*before God put you in any box, it was more likely the coin would come up tails than heads,*since there were more possible outcomes that could follow from the coin landing heads (if you’re confused, try assigning a probability to each possible outcome in this scenario and you’ll see what I mean; see also criticisms of the halfer position in__the sleeping beauty problem__). Alternatively, you could just stubbornly insist on not needing to be consistent with how you assign probabilities to things. But I don’t find that satisfying either (and I think I could decimate anyone with this belief in a casino). So in the remaining thought experiments I continue to assume the way I applied Bayes theorem here is valid.I think some people might have an objection to experiment 4 that sounds like, “but if you had been in one of boxes 1-9, you wouldn’t be around anymore, and so you wouldn’t be making this judgment!” This kind of argument is exceptionally hard to think about, but while I think it might be relevant to the question “which box are you in?” in this case, I’m quite confident it

*isn’t*relevant to the question, “how many boxes are in your universe?” I can’t see how this consideration would affect the evidential value of knowing that, alas, we were*not*in boxes 1-9. Sorry for including the word*alas*, that was obnoxious.Tbf, I think most people who say 10^50 people might live in the future are counting digital people, who account for a majority of the people-in-expectation.
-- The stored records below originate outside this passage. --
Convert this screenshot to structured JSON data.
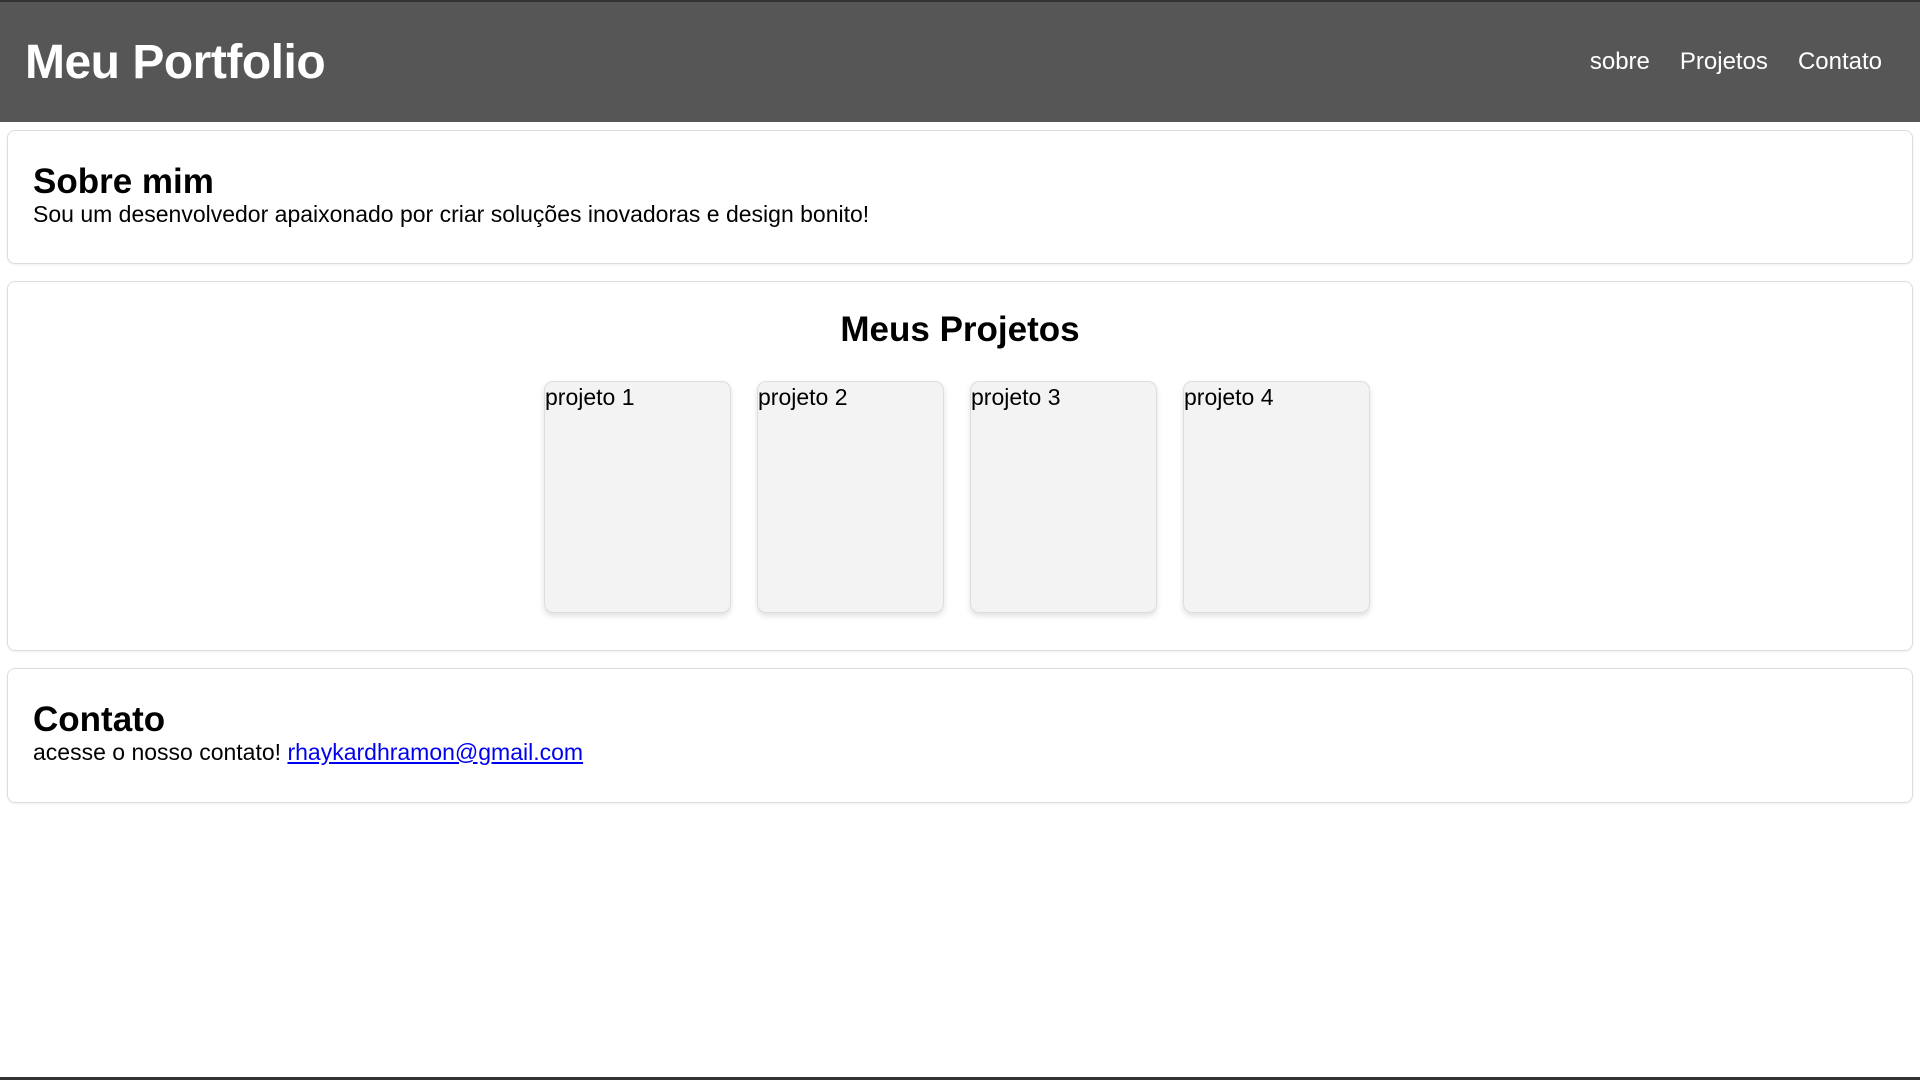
{
  "header": {
    "title": "Meu Portfolio",
    "nav": [
      "sobre",
      "Projetos",
      "Contato"
    ]
  },
  "about": {
    "heading": "Sobre mim",
    "text": "Sou um desenvolvedor apaixonado por criar soluções inovadoras e design bonito!"
  },
  "projects": {
    "heading": "Meus Projetos",
    "items": [
      "projeto 1",
      "projeto 2",
      "projeto 3",
      "projeto 4"
    ]
  },
  "contact": {
    "heading": "Contato",
    "text": "acesse o nosso contato!",
    "email": "rhaykardhramon@gmail.com"
  },
  "colors": {
    "header_bg": "#565656",
    "card_bg": "#f3f3f3",
    "link": "#0000ee"
  }
}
And in this case, they’d probably endorse the view that we’re most likely

*not*in the first 1/10^38th of people; we’re actually probably in one of these future simulations (from the perspective of the early non-digital guys). I think this is consistent, just not what most people are assuming when they hear nerds say that 10^50 people will live in the future.I want to insert math here later.

Thanks for this write up!
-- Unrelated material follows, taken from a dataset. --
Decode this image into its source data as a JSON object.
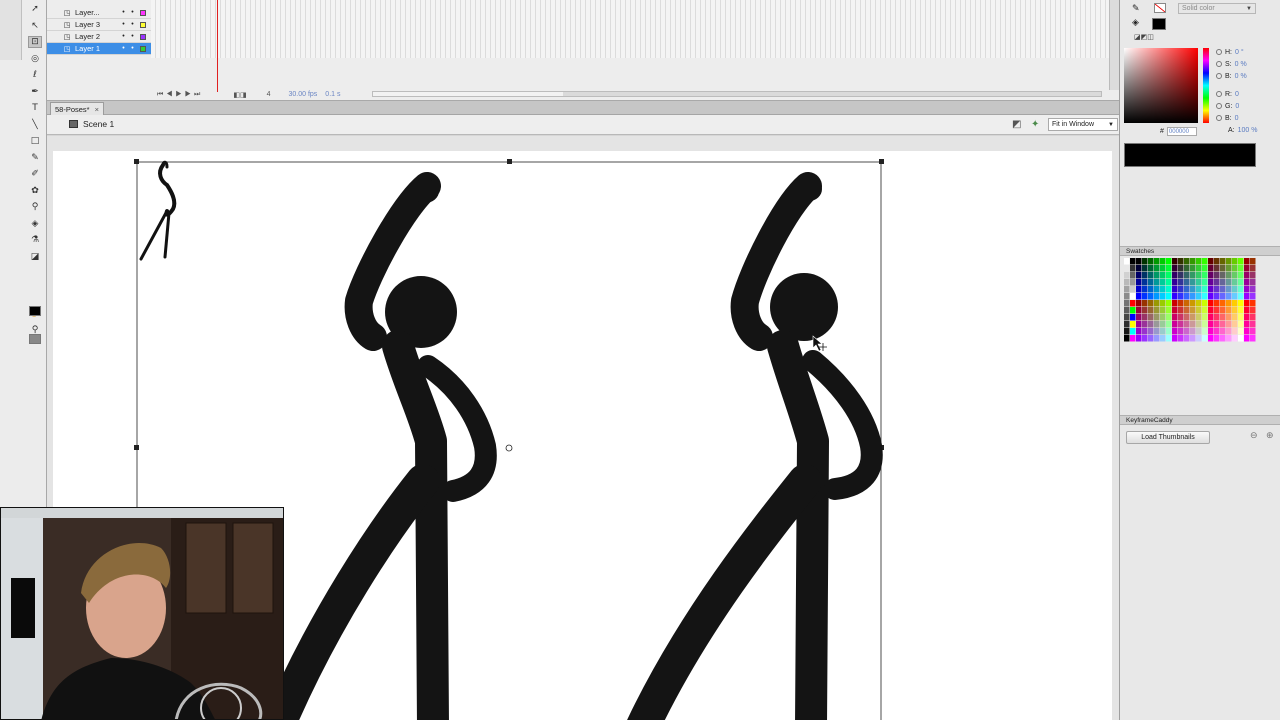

You might already be aware of these, but I think there are some strong objections to the doomsday argument that you didn't touch on in your post.

One is the Adam & Eve paradox, which seems to follow from the same logic as the Doomsday argument, but also seems completely absurd.

Another is reference class dependence. You say it is reasonable for me to conclude I am in the middle of 'humanity', but what is humanity? Why should I consider myself a sample from all homo sapiens, and not say, apes, or mammals? or earth-originating life? What even is a 'human'?

Executive summary:Our existence as roughly the 120 billionth human should inform our prior expectations about how many total humans will ever exist, making us skeptical of claims that humanity will end soon or that vastly more humans will exist in the future.Key points:This comment was auto-generated by the EA Forum Team. Feel free to point out issues with this summary by replying to the comment, andcontact usif you have feedback.